The AEPF this year in Brussels brought together citizens for dialogue, solidarity and action, as a platform from which to oppose corporate-dominated, undemocratic and neoliberal responses to ongoing crises.
What we saw in the UK election campaign and the recent coalition deal is the level of opportunism amongst the political parties, and the real absence of politics and ideas on how to deal with major crises in the economy, over climate change and of our political institutions.
The institutions that are supposed to reproduce daily life are incapable of acting on behalf of the people any more, so we need to produce our own institutional alternatives based on micro-experiments and universal values.
The uncertainty about UK's election results reflects an important opening up of politics and expectations in the UK and an opportunity for social movements to push for anti-austerity and progressive policies
What would it mean if industrial policies aimed to release workers’ economic creativity – and not just in waged work but beyond? Hilary Wainwright draws inspiration from experiments in Germany, Spain, UK and South Africa.
Already subjected to the consequences of the European and Greek debt crisis and the resulting austerity measures, privatisation will continue to hit Thessaloniki hard. In a referendum the people voted overwhelmingly against water privatisation. While their struggle continues, they look upon the crisis as an opportunity to intensify the search for democratic alternatives.

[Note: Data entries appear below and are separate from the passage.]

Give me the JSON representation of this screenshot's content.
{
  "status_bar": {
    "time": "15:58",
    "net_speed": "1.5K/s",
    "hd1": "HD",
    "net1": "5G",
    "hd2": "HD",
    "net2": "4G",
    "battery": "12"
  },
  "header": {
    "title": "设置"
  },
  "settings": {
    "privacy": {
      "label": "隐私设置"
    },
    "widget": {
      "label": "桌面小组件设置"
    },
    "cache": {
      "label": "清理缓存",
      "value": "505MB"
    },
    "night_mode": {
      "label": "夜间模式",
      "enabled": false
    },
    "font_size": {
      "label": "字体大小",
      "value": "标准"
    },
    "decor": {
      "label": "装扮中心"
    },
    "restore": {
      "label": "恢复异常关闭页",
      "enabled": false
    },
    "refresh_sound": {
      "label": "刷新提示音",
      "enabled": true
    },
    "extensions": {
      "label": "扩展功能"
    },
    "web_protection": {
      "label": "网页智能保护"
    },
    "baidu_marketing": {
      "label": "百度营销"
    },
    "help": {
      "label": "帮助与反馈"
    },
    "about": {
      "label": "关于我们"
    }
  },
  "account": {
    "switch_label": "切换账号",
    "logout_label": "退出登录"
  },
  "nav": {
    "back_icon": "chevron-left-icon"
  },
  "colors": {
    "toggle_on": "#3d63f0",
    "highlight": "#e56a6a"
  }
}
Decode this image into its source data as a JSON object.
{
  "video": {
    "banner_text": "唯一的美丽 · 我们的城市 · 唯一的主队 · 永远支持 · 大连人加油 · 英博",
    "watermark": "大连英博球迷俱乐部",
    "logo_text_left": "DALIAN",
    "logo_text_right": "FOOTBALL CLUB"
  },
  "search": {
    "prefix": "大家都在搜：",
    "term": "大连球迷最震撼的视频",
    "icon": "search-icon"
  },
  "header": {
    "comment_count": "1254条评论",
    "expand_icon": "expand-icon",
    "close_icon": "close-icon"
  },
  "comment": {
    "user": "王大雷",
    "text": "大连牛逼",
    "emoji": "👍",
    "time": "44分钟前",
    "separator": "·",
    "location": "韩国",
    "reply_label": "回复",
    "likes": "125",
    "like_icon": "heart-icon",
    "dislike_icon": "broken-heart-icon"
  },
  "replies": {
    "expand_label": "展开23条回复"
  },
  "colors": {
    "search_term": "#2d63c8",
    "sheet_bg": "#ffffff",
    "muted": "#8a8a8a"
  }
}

Whether or not the day’s events in Egypt constitute a military coup d’etat, the removal from office of President Mohamed Morsi by the Egyptian military portends great excitement but even greater dangers.
The philosophy and experience of radical movements in the 1960s and 70s are in several ways complementary to the ideas of the direct action movements of today. Hilary Wainwright examines the possibility of forging a new kind of political economy by learning from the best of both of them.
The occupy movement has achieved an incredible and much-needed shake-up of a long-standing political stasis in the US and elsewhere, but it is crucial now to highlight the connection between failed foreign policy, bloated military spending and illegal wars, and the economic crisis at home.
A recent comparison by top foreign policy thinkers in the US reveals the not so pro-democratic thinking that also goes on in Washington, referring to the emancipatory movements of the Arab Spring as a improbable "worst-case scenarios."
The ancient discussion about the purposes of wealth and the conflict between oligarchy – rule of the rich – and democracy – the rule of the demos/the people comes to the fore once again with the Occupy protests.
The first-past-the-post voting system in the UK has led to the slow death of a critical political culture. Saying yes in the referendum on a proposed Alternative Voting (AV) system would at least give oxygen to debate.